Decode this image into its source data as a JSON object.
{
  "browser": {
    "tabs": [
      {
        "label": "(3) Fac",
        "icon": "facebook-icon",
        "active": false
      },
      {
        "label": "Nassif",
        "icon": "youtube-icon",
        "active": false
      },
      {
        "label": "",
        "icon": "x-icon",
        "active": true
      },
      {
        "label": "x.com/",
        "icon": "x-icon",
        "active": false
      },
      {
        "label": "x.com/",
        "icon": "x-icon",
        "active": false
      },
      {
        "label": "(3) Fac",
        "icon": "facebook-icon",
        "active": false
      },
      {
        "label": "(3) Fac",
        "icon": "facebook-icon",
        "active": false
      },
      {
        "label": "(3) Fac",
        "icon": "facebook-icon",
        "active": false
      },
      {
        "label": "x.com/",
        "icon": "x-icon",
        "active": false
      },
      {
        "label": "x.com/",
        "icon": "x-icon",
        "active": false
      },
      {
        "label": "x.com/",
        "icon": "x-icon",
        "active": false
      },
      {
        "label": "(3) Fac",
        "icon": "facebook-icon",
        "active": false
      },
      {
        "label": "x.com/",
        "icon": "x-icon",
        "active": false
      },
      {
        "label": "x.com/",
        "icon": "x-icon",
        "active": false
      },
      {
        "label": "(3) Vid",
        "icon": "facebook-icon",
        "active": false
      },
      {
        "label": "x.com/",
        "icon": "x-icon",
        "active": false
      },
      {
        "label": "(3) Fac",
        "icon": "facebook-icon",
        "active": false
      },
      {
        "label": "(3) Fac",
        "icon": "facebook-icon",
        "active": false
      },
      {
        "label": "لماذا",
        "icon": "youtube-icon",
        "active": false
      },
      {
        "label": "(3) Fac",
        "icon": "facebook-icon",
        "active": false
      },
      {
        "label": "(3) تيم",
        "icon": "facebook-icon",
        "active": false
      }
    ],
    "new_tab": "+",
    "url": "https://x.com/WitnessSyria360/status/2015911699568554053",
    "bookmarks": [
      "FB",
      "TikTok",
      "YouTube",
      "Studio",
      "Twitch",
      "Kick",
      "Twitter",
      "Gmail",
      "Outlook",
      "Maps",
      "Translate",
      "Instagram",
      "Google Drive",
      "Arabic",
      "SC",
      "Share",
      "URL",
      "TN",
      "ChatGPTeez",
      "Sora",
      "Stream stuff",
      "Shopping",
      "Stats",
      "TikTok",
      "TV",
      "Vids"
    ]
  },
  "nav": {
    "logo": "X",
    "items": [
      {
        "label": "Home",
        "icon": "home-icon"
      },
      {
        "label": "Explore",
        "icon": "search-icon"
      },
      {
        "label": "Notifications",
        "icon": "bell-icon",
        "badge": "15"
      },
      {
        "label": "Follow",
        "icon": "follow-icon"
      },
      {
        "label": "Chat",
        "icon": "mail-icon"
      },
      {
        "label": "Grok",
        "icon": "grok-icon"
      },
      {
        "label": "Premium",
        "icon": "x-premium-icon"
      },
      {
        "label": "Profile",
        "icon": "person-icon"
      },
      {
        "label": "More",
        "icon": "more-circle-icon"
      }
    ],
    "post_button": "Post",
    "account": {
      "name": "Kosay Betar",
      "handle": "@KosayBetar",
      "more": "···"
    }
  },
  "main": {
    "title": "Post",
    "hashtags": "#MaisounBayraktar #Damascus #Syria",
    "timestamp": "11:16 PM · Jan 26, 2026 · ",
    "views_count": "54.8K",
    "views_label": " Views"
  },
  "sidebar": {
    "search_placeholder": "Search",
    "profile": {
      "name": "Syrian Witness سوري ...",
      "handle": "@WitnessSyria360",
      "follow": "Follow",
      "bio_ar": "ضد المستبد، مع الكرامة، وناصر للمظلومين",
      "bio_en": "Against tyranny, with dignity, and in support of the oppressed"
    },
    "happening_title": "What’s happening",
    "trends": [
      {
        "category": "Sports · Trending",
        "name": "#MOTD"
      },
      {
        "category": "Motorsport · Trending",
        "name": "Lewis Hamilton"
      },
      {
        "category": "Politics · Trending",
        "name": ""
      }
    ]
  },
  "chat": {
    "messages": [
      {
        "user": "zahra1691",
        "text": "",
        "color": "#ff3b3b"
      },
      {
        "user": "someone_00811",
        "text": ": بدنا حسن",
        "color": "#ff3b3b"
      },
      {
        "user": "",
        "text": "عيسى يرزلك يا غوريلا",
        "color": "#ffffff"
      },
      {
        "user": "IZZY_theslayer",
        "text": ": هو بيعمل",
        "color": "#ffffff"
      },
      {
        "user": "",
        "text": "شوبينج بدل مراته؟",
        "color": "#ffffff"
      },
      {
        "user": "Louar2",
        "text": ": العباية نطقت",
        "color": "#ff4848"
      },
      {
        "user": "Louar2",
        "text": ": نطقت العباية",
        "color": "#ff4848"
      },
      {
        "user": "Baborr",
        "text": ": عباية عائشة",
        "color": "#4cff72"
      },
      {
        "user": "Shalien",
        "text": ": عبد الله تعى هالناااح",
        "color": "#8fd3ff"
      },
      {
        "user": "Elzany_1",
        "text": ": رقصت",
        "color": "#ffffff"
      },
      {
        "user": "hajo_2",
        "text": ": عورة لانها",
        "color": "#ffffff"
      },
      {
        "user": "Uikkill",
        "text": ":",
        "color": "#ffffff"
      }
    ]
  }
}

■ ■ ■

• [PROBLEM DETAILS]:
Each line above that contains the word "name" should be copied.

• [ANSWER BOX]:
      "name": "Kosay Betar",
      "name": "Syrian Witness سوري ...",
        "name": "#MOTD"
        "name": "Lewis Hamilton"
        "name": ""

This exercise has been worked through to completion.